→ TASK STATEMENT
Return an exact copy of the entries, skipping any picture you find.

→ INPUT DATA
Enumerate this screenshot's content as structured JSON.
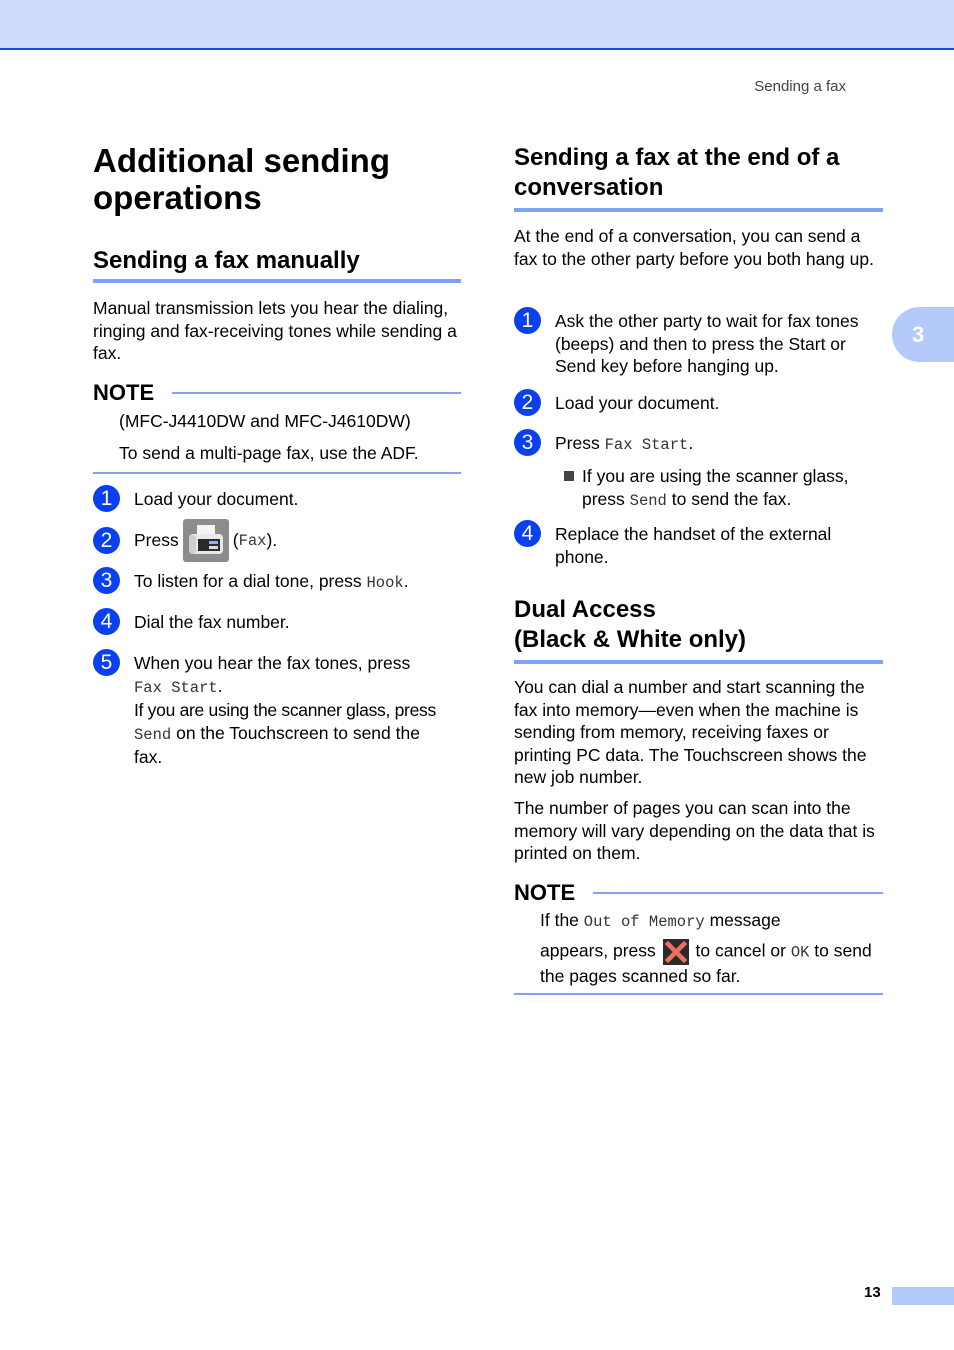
{
  "header": {
    "running_head": "Sending a fax"
  },
  "chapter_tab": {
    "number": "3"
  },
  "left": {
    "title_line1": "Additional sending",
    "title_line2": "operations",
    "section_title": "Sending a fax manually",
    "intro": "Manual transmission lets you hear the dialing, ringing and fax-receiving tones while sending a fax.",
    "note": {
      "title": "NOTE",
      "line1": "(MFC-J4410DW and MFC-J4610DW)",
      "line2": "To send a multi-page fax, use the ADF."
    },
    "steps": [
      {
        "num": "1",
        "text": "Load your document."
      },
      {
        "num": "2",
        "pre": "Press",
        "icon": "fax-icon",
        "code": "Fax",
        "open": "(",
        "close": ")."
      },
      {
        "num": "3",
        "pre": "To listen for a dial tone, press ",
        "code": "Hook",
        "post": "."
      },
      {
        "num": "4",
        "text": "Dial the fax number."
      },
      {
        "num": "5",
        "line1": "When you hear the fax tones, press",
        "code1": "Fax Start",
        "post1": ".",
        "line2": "If you are using the scanner glass, press",
        "code2": "Send",
        "post2": " on the Touchscreen to send the",
        "line3": "fax."
      }
    ]
  },
  "right": {
    "section1_title_line1": "Sending a fax at the end of a",
    "section1_title_line2": "conversation",
    "section1_intro": "At the end of a conversation, you can send a fax to the other party before you both hang up.",
    "steps": [
      {
        "num": "1",
        "text": "Ask the other party to wait for fax tones (beeps) and then to press the Start or Send key before hanging up."
      },
      {
        "num": "2",
        "text": "Load your document."
      },
      {
        "num": "3",
        "pre": "Press ",
        "code": "Fax Start",
        "post": ".",
        "sub_pre": "If you are using the scanner glass,",
        "sub_pre2": "press ",
        "sub_code": "Send",
        "sub_post": " to send the fax."
      },
      {
        "num": "4",
        "text": "Replace the handset of the external phone."
      }
    ],
    "section2_title_line1": "Dual Access",
    "section2_title_line2": "(Black & White only)",
    "section2_p1": "You can dial a number and start scanning the fax into memory—even when the machine is sending from memory, receiving faxes or printing PC data. The Touchscreen shows the new job number.",
    "section2_p2": "The number of pages you can scan into the memory will vary depending on the data that is printed on them.",
    "note": {
      "title": "NOTE",
      "pre": "If the ",
      "code1": "Out of Memory",
      "post1": " message",
      "line2_pre": "appears, press ",
      "icon": "cancel-x-icon",
      "line2_mid": " to cancel or ",
      "code2": "OK",
      "line2_post": " to send",
      "line3": "the pages scanned so far."
    }
  },
  "footer": {
    "page_number": "13"
  }
}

→ OUTPUT OF THE TASK
Enumerate this screenshot's content as structured JSON.
{
  "header": {
    "running_head": "Sending a fax"
  },
  "chapter_tab": {
    "number": "3"
  },
  "left": {
    "title_line1": "Additional sending",
    "title_line2": "operations",
    "section_title": "Sending a fax manually",
    "intro": "Manual transmission lets you hear the dialing, ringing and fax-receiving tones while sending a fax.",
    "note": {
      "title": "NOTE",
      "line1": "(MFC-J4410DW and MFC-J4610DW)",
      "line2": "To send a multi-page fax, use the ADF."
    },
    "steps": [
      {
        "num": "1",
        "text": "Load your document."
      },
      {
        "num": "2",
        "pre": "Press",
        "icon": "fax-icon",
        "code": "Fax",
        "open": "(",
        "close": ")."
      },
      {
        "num": "3",
        "pre": "To listen for a dial tone, press ",
        "code": "Hook",
        "post": "."
      },
      {
        "num": "4",
        "text": "Dial the fax number."
      },
      {
        "num": "5",
        "line1": "When you hear the fax tones, press",
        "code1": "Fax Start",
        "post1": ".",
        "line2": "If you are using the scanner glass, press",
        "code2": "Send",
        "post2": " on the Touchscreen to send the",
        "line3": "fax."
      }
    ]
  },
  "right": {
    "section1_title_line1": "Sending a fax at the end of a",
    "section1_title_line2": "conversation",
    "section1_intro": "At the end of a conversation, you can send a fax to the other party before you both hang up.",
    "steps": [
      {
        "num": "1",
        "text": "Ask the other party to wait for fax tones (beeps) and then to press the Start or Send key before hanging up."
      },
      {
        "num": "2",
        "text": "Load your document."
      },
      {
        "num": "3",
        "pre": "Press ",
        "code": "Fax Start",
        "post": ".",
        "sub_pre": "If you are using the scanner glass,",
        "sub_pre2": "press ",
        "sub_code": "Send",
        "sub_post": " to send the fax."
      },
      {
        "num": "4",
        "text": "Replace the handset of the external phone."
      }
    ],
    "section2_title_line1": "Dual Access",
    "section2_title_line2": "(Black & White only)",
    "section2_p1": "You can dial a number and start scanning the fax into memory—even when the machine is sending from memory, receiving faxes or printing PC data. The Touchscreen shows the new job number.",
    "section2_p2": "The number of pages you can scan into the memory will vary depending on the data that is printed on them.",
    "note": {
      "title": "NOTE",
      "pre": "If the ",
      "code1": "Out of Memory",
      "post1": " message",
      "line2_pre": "appears, press ",
      "icon": "cancel-x-icon",
      "line2_mid": " to cancel or ",
      "code2": "OK",
      "line2_post": " to send",
      "line3": "the pages scanned so far."
    }
  },
  "footer": {
    "page_number": "13"
  }
}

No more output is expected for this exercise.